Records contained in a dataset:
▶

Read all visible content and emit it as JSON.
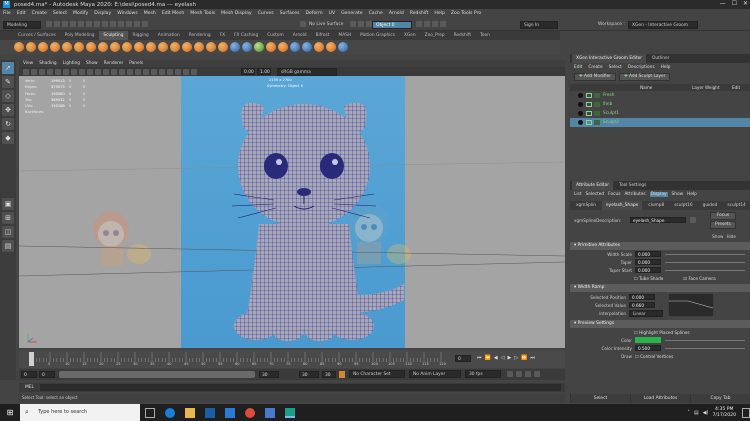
{
  "window": {
    "title": "posed4.ma* - Autodesk Maya 2020: E:\\desi\\posed4.ma  ---  eyelash",
    "controls": [
      "—",
      "☐",
      "✕"
    ]
  },
  "menubar": [
    "File",
    "Edit",
    "Create",
    "Select",
    "Modify",
    "Display",
    "Windows",
    "Mesh",
    "Edit Mesh",
    "Mesh Tools",
    "Mesh Display",
    "Curves",
    "Surfaces",
    "Deform",
    "UV",
    "Generate",
    "Cache",
    "Arnold",
    "Redshift",
    "Help",
    "Zoo Tools Pro"
  ],
  "status": {
    "workspace_mode": "Modeling",
    "no_live_surface": "No Live Surface",
    "object_field": "Object 0",
    "sign_in": "Sign In",
    "workspace_label": "Workspace :",
    "workspace_value": "XGen - Interactive Groom"
  },
  "shelf_tabs": [
    "Curves / Surfaces",
    "Poly Modeling",
    "Sculpting",
    "Rigging",
    "Animation",
    "Rendering",
    "FX",
    "FX Caching",
    "Custom",
    "Arnold",
    "Bifrost",
    "MASH",
    "Motion Graphics",
    "XGen",
    "Zoo_Prep",
    "Redshift",
    "Toon"
  ],
  "shelf_active": "Sculpting",
  "viewport_menu": [
    "View",
    "Shading",
    "Lighting",
    "Show",
    "Renderer",
    "Panels"
  ],
  "viewport": {
    "colorspace": "sRGB gamma",
    "resolution": "2155 x 2700",
    "symmetry": "Symmetry: Object X",
    "hud": [
      {
        "k": "Verts:",
        "v": "199513",
        "w": "0",
        "x": "0"
      },
      {
        "k": "Edges:",
        "v": "379573",
        "w": "0",
        "x": "0"
      },
      {
        "k": "Faces:",
        "v": "190060",
        "w": "0",
        "x": "0"
      },
      {
        "k": "Tris:",
        "v": "369032",
        "w": "0",
        "x": "0"
      },
      {
        "k": "UVs:",
        "v": "150188",
        "w": "0",
        "x": "0"
      },
      {
        "k": "Backfaces:",
        "v": "",
        "w": "",
        "x": ""
      }
    ]
  },
  "timeline": {
    "ticks": [
      "0",
      "5",
      "10",
      "15",
      "20",
      "25",
      "30",
      "35",
      "40",
      "45",
      "50",
      "55",
      "60",
      "65",
      "70",
      "75",
      "80",
      "85",
      "90",
      "95",
      "100",
      "105",
      "110",
      "115",
      "120"
    ],
    "current": "0"
  },
  "range": {
    "start": "0",
    "min": "0",
    "end": "30",
    "max_a": "30",
    "max_b": "30",
    "character_set": "No Character Set",
    "anim_layer": "No Anim Layer",
    "fps": "30 fps"
  },
  "mel_label": "MEL",
  "help_line": "Select Tool: select an object",
  "right_panel": {
    "tabs": [
      "XGen Interactive Groom Editor",
      "Outliner"
    ],
    "menu": [
      "Edit",
      "Create",
      "Select",
      "Descriptions",
      "Help"
    ],
    "add_modifier": "Add Modifier",
    "add_sculpt_layer": "Add Sculpt Layer",
    "col_name": "Name",
    "col_layer_weight": "Layer Weight",
    "col_edit": "Edit",
    "layers": [
      "Fresh",
      "lhnb",
      "Sculpt1",
      "Sculpt2"
    ],
    "selected_layer_index": 3
  },
  "attr_editor": {
    "tabs": [
      "Attribute Editor",
      "Tool Settings"
    ],
    "menu": [
      "List",
      "Selected",
      "Focus",
      "Attributes",
      "Display",
      "Show",
      "Help"
    ],
    "node_tabs": [
      "xgmSplin",
      "eyelash_Shape",
      "clump8",
      "sculpt16",
      "guide4",
      "sculpt14"
    ],
    "node_label": "xgmSplineDescription:",
    "node_value": "eyelash_Shape",
    "focus": "Focus",
    "presets": "Presets",
    "show": "Show",
    "hide": "Hide",
    "sections": {
      "primitive": "Primitive Attributes",
      "width_ramp": "Width Ramp",
      "preview": "Preview Settings"
    },
    "fields": {
      "width_scale_label": "Width Scale",
      "width_scale": "0.000",
      "taper_label": "Taper",
      "taper": "0.000",
      "taper_start_label": "Taper Start",
      "taper_start": "0.000",
      "tube_shade": "Tube Shade",
      "face_camera": "Face Camera",
      "selected_position_label": "Selected Position",
      "selected_position": "0.000",
      "selected_value_label": "Selected Value",
      "selected_value": "0.660",
      "interpolation_label": "Interpolation",
      "interpolation": "Linear",
      "highlight_label": "Highlight Placed Splines",
      "color_label": "Color",
      "color_intensity_label": "Color Intensity",
      "color_intensity": "0.500",
      "draw_label": "Draw",
      "control_vertices": "Control Vertices"
    },
    "bottom": [
      "Select",
      "Load Attributes",
      "Copy Tab"
    ]
  },
  "taskbar": {
    "search_placeholder": "Type here to search",
    "time": "4:35 PM",
    "date": "7/17/2020"
  },
  "colors": {
    "accent": "#5285a6",
    "viewport_bg": "#a4a4a4",
    "image_bg": "#5aa6d6",
    "mesh": "#1a1a9a",
    "ramp_green": "#2bb24c"
  }
}
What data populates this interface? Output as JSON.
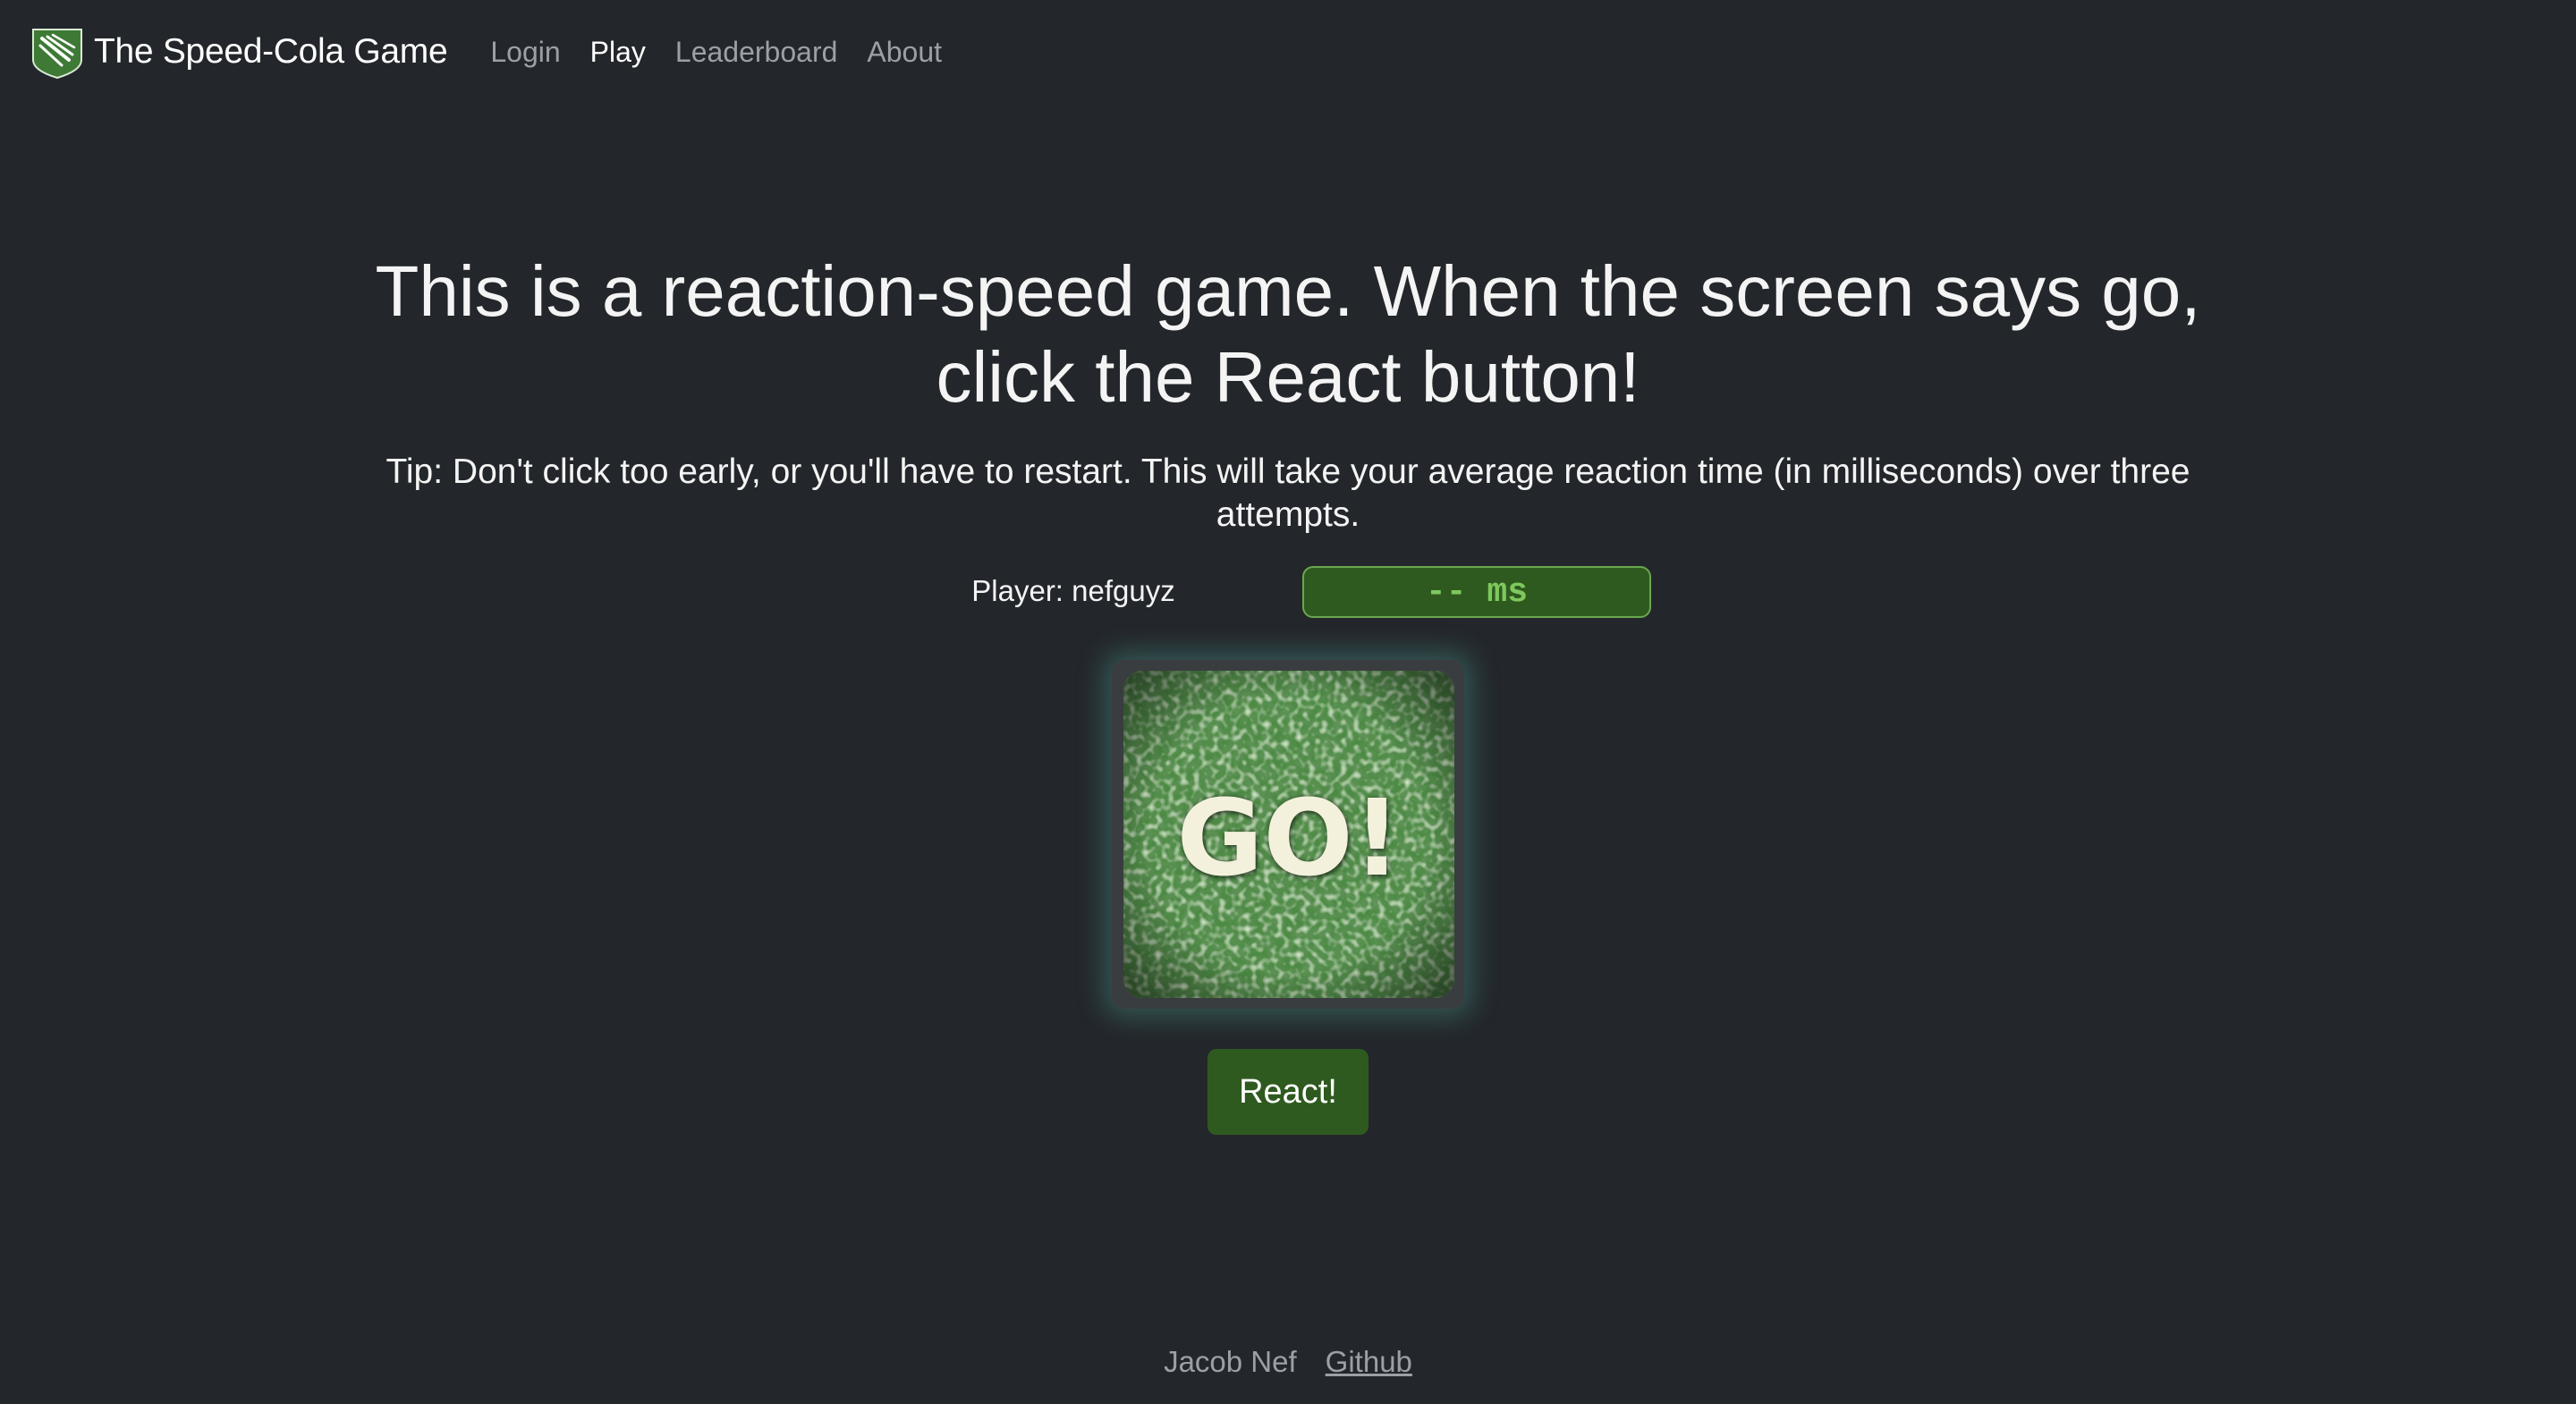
{
  "navbar": {
    "brand": "The Speed-Cola Game",
    "brand_icon": "speed-cola-shield-icon",
    "links": [
      {
        "label": "Login",
        "active": false
      },
      {
        "label": "Play",
        "active": true
      },
      {
        "label": "Leaderboard",
        "active": false
      },
      {
        "label": "About",
        "active": false
      }
    ]
  },
  "main": {
    "heading": "This is a reaction-speed game. When the screen says go, click the React button!",
    "tip": "Tip: Don't click too early, or you'll have to restart. This will take your average reaction time (in milliseconds) over three attempts.",
    "player_label": "Player: nefguyz",
    "timer_display": "-- ms",
    "screen_text": "GO!",
    "react_button": "React!"
  },
  "footer": {
    "author": "Jacob Nef",
    "link": "Github"
  },
  "colors": {
    "background": "#23272b",
    "accent_green": "#2f5a1f",
    "timer_text": "#7ec85e",
    "muted_text": "#9aa0a6"
  }
}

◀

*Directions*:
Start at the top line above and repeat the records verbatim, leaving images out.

*Task response*:
Read all visible content and emit it as JSON.
{
  "window": {
    "title": "posed4.ma* - Autodesk Maya 2020: E:\\desi\\posed4.ma  ---  eyelash",
    "controls": [
      "—",
      "☐",
      "✕"
    ]
  },
  "menubar": [
    "File",
    "Edit",
    "Create",
    "Select",
    "Modify",
    "Display",
    "Windows",
    "Mesh",
    "Edit Mesh",
    "Mesh Tools",
    "Mesh Display",
    "Curves",
    "Surfaces",
    "Deform",
    "UV",
    "Generate",
    "Cache",
    "Arnold",
    "Redshift",
    "Help",
    "Zoo Tools Pro"
  ],
  "status": {
    "workspace_mode": "Modeling",
    "no_live_surface": "No Live Surface",
    "object_field": "Object 0",
    "sign_in": "Sign In",
    "workspace_label": "Workspace :",
    "workspace_value": "XGen - Interactive Groom"
  },
  "shelf_tabs": [
    "Curves / Surfaces",
    "Poly Modeling",
    "Sculpting",
    "Rigging",
    "Animation",
    "Rendering",
    "FX",
    "FX Caching",
    "Custom",
    "Arnold",
    "Bifrost",
    "MASH",
    "Motion Graphics",
    "XGen",
    "Zoo_Prep",
    "Redshift",
    "Toon"
  ],
  "shelf_active": "Sculpting",
  "viewport_menu": [
    "View",
    "Shading",
    "Lighting",
    "Show",
    "Renderer",
    "Panels"
  ],
  "viewport": {
    "colorspace": "sRGB gamma",
    "resolution": "2155 x 2700",
    "symmetry": "Symmetry: Object X",
    "hud": [
      {
        "k": "Verts:",
        "v": "199513",
        "w": "0",
        "x": "0"
      },
      {
        "k": "Edges:",
        "v": "379573",
        "w": "0",
        "x": "0"
      },
      {
        "k": "Faces:",
        "v": "190060",
        "w": "0",
        "x": "0"
      },
      {
        "k": "Tris:",
        "v": "369032",
        "w": "0",
        "x": "0"
      },
      {
        "k": "UVs:",
        "v": "150188",
        "w": "0",
        "x": "0"
      },
      {
        "k": "Backfaces:",
        "v": "",
        "w": "",
        "x": ""
      }
    ]
  },
  "timeline": {
    "ticks": [
      "0",
      "5",
      "10",
      "15",
      "20",
      "25",
      "30",
      "35",
      "40",
      "45",
      "50",
      "55",
      "60",
      "65",
      "70",
      "75",
      "80",
      "85",
      "90",
      "95",
      "100",
      "105",
      "110",
      "115",
      "120"
    ],
    "current": "0"
  },
  "range": {
    "start": "0",
    "min": "0",
    "end": "30",
    "max_a": "30",
    "max_b": "30",
    "character_set": "No Character Set",
    "anim_layer": "No Anim Layer",
    "fps": "30 fps"
  },
  "mel_label": "MEL",
  "help_line": "Select Tool: select an object",
  "right_panel": {
    "tabs": [
      "XGen Interactive Groom Editor",
      "Outliner"
    ],
    "menu": [
      "Edit",
      "Create",
      "Select",
      "Descriptions",
      "Help"
    ],
    "add_modifier": "Add Modifier",
    "add_sculpt_layer": "Add Sculpt Layer",
    "col_name": "Name",
    "col_layer_weight": "Layer Weight",
    "col_edit": "Edit",
    "layers": [
      "Fresh",
      "lhnb",
      "Sculpt1",
      "Sculpt2"
    ],
    "selected_layer_index": 3
  },
  "attr_editor": {
    "tabs": [
      "Attribute Editor",
      "Tool Settings"
    ],
    "menu": [
      "List",
      "Selected",
      "Focus",
      "Attributes",
      "Display",
      "Show",
      "Help"
    ],
    "node_tabs": [
      "xgmSplin",
      "eyelash_Shape",
      "clump8",
      "sculpt16",
      "guide4",
      "sculpt14"
    ],
    "node_label": "xgmSplineDescription:",
    "node_value": "eyelash_Shape",
    "focus": "Focus",
    "presets": "Presets",
    "show": "Show",
    "hide": "Hide",
    "sections": {
      "primitive": "Primitive Attributes",
      "width_ramp": "Width Ramp",
      "preview": "Preview Settings"
    },
    "fields": {
      "width_scale_label": "Width Scale",
      "width_scale": "0.000",
      "taper_label": "Taper",
      "taper": "0.000",
      "taper_start_label": "Taper Start",
      "taper_start": "0.000",
      "tube_shade": "Tube Shade",
      "face_camera": "Face Camera",
      "selected_position_label": "Selected Position",
      "selected_position": "0.000",
      "selected_value_label": "Selected Value",
      "selected_value": "0.660",
      "interpolation_label": "Interpolation",
      "interpolation": "Linear",
      "highlight_label": "Highlight Placed Splines",
      "color_label": "Color",
      "color_intensity_label": "Color Intensity",
      "color_intensity": "0.500",
      "draw_label": "Draw",
      "control_vertices": "Control Vertices"
    },
    "bottom": [
      "Select",
      "Load Attributes",
      "Copy Tab"
    ]
  },
  "taskbar": {
    "search_placeholder": "Type here to search",
    "time": "4:35 PM",
    "date": "7/17/2020"
  },
  "colors": {
    "accent": "#5285a6",
    "viewport_bg": "#a4a4a4",
    "image_bg": "#5aa6d6",
    "mesh": "#1a1a9a",
    "ramp_green": "#2bb24c"
  }
}
What data populates this interface? Output as JSON.
{
  "navbar": {
    "brand": "The Speed-Cola Game",
    "brand_icon": "speed-cola-shield-icon",
    "links": [
      {
        "label": "Login",
        "active": false
      },
      {
        "label": "Play",
        "active": true
      },
      {
        "label": "Leaderboard",
        "active": false
      },
      {
        "label": "About",
        "active": false
      }
    ]
  },
  "main": {
    "heading": "This is a reaction-speed game. When the screen says go, click the React button!",
    "tip": "Tip: Don't click too early, or you'll have to restart. This will take your average reaction time (in milliseconds) over three attempts.",
    "player_label": "Player: nefguyz",
    "timer_display": "-- ms",
    "screen_text": "GO!",
    "react_button": "React!"
  },
  "footer": {
    "author": "Jacob Nef",
    "link": "Github"
  },
  "colors": {
    "background": "#23272b",
    "accent_green": "#2f5a1f",
    "timer_text": "#7ec85e",
    "muted_text": "#9aa0a6"
  }
}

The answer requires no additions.